So today I learned simultaneously that:
There are Zenith students reading my blog and they know it is *my* blog; and
That a post I wrote about a month ago, in which a student figured, made said student feel mocked.
I am not going to belabor this topic because a) I apologized to the student for harm incurred that I did not intend or foresee; b) by making it a Bigger Deal I risk undermining my apology to said student; and c) I have taken down the post, as well as two others in which any other student might be recognizable. But I have a few random thoughts about my sudden campus visibility as a blogger that are, perhaps, worth sharing.
I had noticed there were a fair number of lurkers with Zenith addresses, but it had honestly never occurred to me that they were students, or that students had any way of (or interest in) locating this blog. I knew that two of my colleagues had located me, because they told me so, and both of them are finishing books, and hence liable to be logging onto websites repeatedly to see What’s Up. My explanation, therefore, was that the multiple apparent lurkings were me logging on to my own blog, and them.
When I confided in a colleague later this afternoon, she and I figured out pretty quickly how I got outed on the student network, and it probably wasn’t just one way. And now I feel pretty dumb, because I really did not connect what I know about the internet (that a few keystrokes on Google can get you to almost anyone but the Queen of England, and I bet even she has a Yahoo account — firstname.lastname@example.org) to the fragility of my own status as an anonymous internet personality. As my colleague also reminded me, Zenith students dedicate themselves in their off hours to securing facts about faculty members.
I re-read the post before I took it down, and really, the student who was upset played only one of several roles in the incident in question, and it is true I was blunt (although I do not think mocking) about what I thought about the incident in the post in a way I would not have been in class. And my students don’t know that blog person — they know the *other* person, the teacher person. So that was one level on which I knew I had screwed up.
The other was this: it didn’t take me more than two seconds to recognize the nature and depth of the student’s upset — because she looked how I felt when I was a young teacher and read a horrible, nasty, or thoughtless comment on an anonymous teaching evaluation from a student. It can still feel, many years into my career as a teacher, like an arrow out of the blue to read one of those comments. Needless to say, this moment of recognition and empathy short-cut any impulse but the one I followed, which was to apologize and reassure said student of my actual, real-time respect.

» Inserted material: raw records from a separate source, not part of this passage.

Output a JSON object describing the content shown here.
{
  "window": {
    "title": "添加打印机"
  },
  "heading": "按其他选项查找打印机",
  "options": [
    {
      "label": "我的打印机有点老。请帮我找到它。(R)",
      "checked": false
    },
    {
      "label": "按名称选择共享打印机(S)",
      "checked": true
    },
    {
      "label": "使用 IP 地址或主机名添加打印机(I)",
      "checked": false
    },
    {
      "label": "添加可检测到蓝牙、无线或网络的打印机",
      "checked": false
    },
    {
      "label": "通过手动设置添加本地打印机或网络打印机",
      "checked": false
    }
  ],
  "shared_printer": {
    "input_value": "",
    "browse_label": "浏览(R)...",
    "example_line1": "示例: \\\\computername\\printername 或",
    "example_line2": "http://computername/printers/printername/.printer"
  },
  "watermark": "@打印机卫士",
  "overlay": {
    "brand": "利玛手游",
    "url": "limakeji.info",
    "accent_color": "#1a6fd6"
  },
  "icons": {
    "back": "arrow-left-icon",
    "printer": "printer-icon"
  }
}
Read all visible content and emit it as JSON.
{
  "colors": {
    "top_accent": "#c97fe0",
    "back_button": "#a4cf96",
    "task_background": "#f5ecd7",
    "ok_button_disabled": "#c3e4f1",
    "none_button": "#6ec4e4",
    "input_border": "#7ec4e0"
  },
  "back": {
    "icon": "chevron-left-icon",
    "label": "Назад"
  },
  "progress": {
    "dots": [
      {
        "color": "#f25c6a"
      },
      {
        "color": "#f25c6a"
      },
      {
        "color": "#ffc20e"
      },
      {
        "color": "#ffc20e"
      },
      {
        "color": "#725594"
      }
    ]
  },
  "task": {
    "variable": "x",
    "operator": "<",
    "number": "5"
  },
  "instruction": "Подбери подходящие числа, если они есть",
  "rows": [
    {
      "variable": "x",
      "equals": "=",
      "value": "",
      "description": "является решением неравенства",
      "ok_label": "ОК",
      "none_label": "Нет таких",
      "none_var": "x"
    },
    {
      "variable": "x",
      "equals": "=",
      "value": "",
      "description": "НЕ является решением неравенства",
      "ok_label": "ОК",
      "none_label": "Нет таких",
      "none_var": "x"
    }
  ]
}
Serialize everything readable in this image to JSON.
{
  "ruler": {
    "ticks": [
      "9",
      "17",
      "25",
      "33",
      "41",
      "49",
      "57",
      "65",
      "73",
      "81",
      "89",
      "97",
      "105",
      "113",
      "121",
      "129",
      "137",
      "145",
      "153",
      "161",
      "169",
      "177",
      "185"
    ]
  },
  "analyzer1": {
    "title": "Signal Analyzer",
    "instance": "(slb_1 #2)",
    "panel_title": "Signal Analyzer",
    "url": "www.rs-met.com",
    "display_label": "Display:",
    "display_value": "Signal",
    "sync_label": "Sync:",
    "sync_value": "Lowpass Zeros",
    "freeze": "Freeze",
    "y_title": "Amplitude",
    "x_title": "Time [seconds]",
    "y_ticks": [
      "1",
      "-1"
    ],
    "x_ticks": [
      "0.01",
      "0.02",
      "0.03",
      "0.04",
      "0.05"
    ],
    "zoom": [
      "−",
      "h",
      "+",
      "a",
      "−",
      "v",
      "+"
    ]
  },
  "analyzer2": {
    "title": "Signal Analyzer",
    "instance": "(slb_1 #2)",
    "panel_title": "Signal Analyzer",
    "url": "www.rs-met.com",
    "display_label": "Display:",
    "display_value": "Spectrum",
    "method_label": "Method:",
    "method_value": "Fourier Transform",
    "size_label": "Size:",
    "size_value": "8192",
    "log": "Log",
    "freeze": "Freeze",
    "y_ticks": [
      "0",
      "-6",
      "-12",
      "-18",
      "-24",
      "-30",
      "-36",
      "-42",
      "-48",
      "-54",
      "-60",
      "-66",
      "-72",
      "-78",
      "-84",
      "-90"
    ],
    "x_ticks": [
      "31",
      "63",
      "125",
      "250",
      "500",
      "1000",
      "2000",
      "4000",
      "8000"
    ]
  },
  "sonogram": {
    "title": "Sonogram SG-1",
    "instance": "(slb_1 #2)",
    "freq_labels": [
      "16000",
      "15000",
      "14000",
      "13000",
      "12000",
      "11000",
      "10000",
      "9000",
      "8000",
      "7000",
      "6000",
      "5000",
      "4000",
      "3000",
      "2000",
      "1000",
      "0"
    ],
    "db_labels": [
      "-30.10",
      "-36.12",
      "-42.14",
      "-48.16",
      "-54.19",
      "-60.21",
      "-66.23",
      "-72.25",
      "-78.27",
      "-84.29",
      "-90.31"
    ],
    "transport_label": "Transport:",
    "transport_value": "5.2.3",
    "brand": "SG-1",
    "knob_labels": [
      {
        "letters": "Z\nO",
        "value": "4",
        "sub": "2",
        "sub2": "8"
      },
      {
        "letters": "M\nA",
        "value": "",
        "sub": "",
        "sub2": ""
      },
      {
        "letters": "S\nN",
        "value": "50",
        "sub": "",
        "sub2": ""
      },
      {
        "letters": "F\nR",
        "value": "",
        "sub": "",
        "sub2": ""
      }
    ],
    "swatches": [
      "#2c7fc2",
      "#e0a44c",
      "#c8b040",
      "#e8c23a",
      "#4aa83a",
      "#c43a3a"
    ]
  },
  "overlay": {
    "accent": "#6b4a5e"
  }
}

This incident also reinforces something I know but don’t really deal with most of the time: that students at Zenith believe that the classroom ought to be a private space, whereas we faculty experience it as a public space, a place we are always exposed — to students, to the people who will eventually read those teaching evaluations, and to gossip about what we do there that is spread to our colleagues, to parents and to other students. Hence, my (I now realize naive) belief that because something happened “in public,” that four or five people were involved, and ten others witnessed it, that what I was describing was in the realm of common knowledge and it was reasonable to comment on it. It turned out I was wrong, or at least, less aware of how complicated this could be than I should have been — I screwed up.
But this incident leaves me with a set of dilemmas, including (but not confined to):
1. Should I remain anonymous at all if some people have discovered my street identity?
2. Does it matter that students know who I am, or will they get bored and go away?
3. If I come out, will it be better because if and when I offend people they will just tell me?
4. Would it be better to come out because then I would be more actively conscious about what I write about, who is implicated and whether I am prepared to defend it?
What would Superman do in a situation where his street identity hung in the balance? Or Wonder Woman? Fortunately, I can turn to GayProf for advice on this.
POST UPDATE: MORNIING REFLECTION
I am not asking Zenith community members to stop lurking: this blog is public, not private.